* **TRY IT**
Count every line below that contains "picks", then give that count and nothing else.

*** PROVIDED RECORDS Section Begins ***

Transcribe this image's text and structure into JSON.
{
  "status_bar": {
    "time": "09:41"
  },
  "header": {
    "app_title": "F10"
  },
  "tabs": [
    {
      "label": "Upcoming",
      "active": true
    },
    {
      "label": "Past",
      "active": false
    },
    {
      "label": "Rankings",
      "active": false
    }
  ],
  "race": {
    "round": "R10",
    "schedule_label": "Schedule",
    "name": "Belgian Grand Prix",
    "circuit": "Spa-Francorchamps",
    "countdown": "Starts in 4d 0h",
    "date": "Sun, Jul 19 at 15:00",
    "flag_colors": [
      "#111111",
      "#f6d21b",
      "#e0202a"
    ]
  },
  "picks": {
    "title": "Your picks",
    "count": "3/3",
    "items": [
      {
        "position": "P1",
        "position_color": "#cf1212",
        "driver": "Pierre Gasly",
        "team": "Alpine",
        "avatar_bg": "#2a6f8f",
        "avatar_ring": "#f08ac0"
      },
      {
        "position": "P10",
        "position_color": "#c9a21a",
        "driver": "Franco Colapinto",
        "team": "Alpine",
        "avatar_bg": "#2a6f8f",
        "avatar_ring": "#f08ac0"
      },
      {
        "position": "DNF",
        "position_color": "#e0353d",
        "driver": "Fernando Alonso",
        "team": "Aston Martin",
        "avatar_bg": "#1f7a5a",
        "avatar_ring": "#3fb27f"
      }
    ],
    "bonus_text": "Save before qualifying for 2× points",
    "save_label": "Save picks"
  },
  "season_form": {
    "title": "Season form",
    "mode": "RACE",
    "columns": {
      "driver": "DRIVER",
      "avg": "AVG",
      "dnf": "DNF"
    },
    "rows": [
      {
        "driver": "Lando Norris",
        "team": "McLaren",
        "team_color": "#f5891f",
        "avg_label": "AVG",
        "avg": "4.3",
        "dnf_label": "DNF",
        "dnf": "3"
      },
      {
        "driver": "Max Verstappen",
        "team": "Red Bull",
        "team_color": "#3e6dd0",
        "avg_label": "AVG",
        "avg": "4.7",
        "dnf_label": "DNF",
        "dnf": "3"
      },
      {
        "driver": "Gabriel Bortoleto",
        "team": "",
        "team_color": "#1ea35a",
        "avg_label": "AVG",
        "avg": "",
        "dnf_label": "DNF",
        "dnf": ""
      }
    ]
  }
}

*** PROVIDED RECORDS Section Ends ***

* **EXERCISE RESULT**
3